Exercise requirements →
Look through the data below and return each line where "System" appears.

App and web page records

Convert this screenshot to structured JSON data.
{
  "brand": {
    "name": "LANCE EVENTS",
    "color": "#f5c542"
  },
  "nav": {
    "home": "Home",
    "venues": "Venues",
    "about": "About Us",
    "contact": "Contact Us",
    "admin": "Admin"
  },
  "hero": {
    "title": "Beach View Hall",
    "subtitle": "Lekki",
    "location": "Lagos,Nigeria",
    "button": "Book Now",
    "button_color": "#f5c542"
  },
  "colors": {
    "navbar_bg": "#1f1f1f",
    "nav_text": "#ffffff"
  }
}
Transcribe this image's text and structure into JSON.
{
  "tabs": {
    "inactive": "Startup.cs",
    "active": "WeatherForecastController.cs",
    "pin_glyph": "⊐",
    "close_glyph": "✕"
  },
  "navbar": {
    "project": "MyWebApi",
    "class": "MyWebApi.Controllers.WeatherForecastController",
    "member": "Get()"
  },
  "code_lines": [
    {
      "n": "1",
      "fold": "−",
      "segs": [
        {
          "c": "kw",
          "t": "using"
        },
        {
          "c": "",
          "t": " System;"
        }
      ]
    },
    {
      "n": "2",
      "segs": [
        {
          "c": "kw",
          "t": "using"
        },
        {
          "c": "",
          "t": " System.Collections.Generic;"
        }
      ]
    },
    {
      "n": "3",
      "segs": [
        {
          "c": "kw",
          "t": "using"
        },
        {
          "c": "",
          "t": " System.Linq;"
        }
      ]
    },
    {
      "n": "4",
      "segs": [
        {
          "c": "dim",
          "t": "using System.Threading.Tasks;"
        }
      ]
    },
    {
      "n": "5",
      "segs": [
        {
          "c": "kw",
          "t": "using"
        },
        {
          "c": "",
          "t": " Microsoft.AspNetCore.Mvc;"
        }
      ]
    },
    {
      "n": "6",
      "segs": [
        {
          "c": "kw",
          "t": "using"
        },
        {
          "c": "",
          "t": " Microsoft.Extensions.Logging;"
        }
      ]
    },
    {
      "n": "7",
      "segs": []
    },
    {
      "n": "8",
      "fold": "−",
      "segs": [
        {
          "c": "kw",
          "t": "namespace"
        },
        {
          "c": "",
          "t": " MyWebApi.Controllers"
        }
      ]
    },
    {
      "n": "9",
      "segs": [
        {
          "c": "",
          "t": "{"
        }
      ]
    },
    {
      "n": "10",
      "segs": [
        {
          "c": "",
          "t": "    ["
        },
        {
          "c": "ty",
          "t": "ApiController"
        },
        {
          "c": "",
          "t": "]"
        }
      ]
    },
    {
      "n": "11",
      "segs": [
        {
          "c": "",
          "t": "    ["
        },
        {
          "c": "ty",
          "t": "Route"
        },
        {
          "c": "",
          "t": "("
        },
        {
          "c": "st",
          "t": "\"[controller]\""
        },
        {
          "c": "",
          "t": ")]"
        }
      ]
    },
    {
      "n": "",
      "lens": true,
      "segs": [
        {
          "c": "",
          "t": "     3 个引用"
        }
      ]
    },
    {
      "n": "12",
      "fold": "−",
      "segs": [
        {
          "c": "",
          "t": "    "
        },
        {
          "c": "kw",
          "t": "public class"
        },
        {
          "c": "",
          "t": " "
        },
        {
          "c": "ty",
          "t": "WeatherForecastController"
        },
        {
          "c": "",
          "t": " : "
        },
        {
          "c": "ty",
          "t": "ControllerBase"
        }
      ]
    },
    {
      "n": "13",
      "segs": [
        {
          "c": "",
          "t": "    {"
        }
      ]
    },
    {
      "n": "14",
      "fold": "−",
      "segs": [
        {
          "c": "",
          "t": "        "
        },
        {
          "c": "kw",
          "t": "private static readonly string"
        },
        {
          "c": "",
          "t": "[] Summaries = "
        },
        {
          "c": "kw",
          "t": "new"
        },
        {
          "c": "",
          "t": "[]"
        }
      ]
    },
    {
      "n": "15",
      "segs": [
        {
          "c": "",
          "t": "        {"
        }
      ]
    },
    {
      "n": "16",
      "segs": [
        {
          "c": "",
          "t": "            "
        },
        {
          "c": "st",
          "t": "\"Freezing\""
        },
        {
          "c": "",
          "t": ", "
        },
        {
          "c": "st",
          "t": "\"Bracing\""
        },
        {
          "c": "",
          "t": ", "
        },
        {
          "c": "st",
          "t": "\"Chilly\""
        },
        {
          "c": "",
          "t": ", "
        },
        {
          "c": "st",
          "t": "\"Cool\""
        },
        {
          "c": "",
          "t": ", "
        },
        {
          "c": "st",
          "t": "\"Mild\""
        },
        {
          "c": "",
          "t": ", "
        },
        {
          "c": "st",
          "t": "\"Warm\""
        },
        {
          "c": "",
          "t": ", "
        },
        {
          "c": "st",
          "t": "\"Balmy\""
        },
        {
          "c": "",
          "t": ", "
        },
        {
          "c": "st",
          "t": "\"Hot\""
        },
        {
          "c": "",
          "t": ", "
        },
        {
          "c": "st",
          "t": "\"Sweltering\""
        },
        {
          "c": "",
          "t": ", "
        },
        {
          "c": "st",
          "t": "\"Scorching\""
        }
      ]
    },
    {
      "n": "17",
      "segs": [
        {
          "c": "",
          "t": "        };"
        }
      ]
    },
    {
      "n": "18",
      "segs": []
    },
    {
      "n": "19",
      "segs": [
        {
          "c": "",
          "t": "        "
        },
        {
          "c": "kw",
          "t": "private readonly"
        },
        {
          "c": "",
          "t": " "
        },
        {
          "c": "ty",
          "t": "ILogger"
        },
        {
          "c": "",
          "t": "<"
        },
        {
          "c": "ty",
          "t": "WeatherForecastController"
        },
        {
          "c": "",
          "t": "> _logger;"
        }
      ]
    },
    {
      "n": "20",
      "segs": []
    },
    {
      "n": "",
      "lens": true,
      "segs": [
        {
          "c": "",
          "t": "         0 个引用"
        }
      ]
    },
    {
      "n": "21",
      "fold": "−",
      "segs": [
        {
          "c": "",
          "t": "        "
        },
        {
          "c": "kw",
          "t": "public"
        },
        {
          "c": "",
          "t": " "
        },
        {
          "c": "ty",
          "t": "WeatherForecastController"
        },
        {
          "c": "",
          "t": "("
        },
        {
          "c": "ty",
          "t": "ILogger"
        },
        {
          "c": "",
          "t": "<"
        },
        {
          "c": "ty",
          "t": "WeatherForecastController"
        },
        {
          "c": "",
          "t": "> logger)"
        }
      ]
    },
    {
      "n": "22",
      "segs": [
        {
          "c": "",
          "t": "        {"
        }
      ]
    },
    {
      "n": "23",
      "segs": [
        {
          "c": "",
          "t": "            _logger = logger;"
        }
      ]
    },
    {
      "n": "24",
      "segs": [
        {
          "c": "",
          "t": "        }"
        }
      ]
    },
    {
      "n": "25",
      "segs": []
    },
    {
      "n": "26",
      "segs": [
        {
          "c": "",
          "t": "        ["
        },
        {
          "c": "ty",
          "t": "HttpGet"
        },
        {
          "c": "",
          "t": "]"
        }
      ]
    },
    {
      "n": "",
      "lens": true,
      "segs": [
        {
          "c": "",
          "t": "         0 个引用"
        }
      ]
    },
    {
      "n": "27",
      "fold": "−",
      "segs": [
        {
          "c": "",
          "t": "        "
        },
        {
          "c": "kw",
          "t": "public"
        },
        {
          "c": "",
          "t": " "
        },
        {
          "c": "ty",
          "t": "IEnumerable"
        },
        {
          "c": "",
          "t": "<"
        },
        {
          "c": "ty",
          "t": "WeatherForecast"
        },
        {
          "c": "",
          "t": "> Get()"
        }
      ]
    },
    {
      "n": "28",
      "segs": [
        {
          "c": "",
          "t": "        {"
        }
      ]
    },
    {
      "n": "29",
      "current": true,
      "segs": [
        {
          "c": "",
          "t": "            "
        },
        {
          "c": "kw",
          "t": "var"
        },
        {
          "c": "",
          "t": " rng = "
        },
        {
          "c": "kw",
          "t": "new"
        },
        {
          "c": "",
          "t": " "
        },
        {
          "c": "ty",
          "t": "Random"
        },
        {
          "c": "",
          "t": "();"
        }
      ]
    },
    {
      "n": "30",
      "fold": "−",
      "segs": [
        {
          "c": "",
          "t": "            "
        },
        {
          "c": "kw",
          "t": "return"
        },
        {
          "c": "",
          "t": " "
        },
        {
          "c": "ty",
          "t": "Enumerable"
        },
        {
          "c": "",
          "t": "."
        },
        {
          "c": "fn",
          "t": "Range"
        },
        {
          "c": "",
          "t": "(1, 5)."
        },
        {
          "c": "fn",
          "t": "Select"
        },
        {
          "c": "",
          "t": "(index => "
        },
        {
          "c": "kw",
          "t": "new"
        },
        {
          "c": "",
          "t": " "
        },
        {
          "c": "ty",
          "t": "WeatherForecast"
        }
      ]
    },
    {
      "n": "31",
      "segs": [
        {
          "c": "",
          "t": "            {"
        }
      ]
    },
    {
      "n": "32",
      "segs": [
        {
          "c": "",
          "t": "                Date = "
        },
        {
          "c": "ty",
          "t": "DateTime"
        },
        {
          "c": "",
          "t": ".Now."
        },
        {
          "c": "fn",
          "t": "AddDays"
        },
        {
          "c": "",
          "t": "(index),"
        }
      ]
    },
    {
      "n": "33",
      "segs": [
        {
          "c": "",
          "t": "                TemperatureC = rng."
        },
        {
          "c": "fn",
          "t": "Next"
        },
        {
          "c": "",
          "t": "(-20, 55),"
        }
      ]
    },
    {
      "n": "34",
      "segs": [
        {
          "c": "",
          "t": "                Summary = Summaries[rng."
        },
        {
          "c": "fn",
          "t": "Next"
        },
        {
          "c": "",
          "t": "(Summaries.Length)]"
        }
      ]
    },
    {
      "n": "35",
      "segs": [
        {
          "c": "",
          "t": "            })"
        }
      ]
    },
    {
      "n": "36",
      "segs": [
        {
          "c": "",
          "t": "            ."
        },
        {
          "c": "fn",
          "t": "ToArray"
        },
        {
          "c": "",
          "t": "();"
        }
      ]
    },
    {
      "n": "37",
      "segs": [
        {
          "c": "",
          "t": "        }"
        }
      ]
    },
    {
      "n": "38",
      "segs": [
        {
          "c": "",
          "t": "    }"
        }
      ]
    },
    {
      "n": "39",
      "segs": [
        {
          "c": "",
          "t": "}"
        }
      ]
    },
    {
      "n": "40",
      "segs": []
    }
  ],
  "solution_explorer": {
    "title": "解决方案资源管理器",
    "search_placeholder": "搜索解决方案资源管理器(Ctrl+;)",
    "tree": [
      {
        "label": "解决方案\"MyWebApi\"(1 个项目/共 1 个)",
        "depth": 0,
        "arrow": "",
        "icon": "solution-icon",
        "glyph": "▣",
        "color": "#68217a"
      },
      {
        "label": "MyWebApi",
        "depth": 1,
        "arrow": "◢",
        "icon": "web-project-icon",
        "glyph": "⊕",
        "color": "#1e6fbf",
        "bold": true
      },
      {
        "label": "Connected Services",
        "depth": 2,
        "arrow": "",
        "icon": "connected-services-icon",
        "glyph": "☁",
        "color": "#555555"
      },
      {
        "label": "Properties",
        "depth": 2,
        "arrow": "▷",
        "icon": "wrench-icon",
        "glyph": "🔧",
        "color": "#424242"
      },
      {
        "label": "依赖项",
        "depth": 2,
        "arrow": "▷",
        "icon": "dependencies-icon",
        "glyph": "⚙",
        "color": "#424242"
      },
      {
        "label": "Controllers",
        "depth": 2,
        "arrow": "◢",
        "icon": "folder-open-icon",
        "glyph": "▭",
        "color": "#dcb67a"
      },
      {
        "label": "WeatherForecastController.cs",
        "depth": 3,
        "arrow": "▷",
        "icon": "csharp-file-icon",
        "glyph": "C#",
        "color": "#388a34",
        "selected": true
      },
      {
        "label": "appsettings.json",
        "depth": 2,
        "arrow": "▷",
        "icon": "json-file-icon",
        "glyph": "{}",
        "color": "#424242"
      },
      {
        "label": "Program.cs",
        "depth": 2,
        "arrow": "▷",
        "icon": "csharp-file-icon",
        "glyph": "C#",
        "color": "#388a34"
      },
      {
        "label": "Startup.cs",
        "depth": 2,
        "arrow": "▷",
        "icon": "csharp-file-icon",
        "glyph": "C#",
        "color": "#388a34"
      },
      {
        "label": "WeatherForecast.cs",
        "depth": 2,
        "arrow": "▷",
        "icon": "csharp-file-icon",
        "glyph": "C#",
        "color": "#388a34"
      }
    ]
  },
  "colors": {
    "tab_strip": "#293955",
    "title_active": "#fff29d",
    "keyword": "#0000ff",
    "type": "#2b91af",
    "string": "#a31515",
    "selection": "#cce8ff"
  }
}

Output below →
          "t": " System;"
          "t": " System.Collections.Generic;"
          "t": " System.Linq;"
          "t": "using System.Threading.Tasks;"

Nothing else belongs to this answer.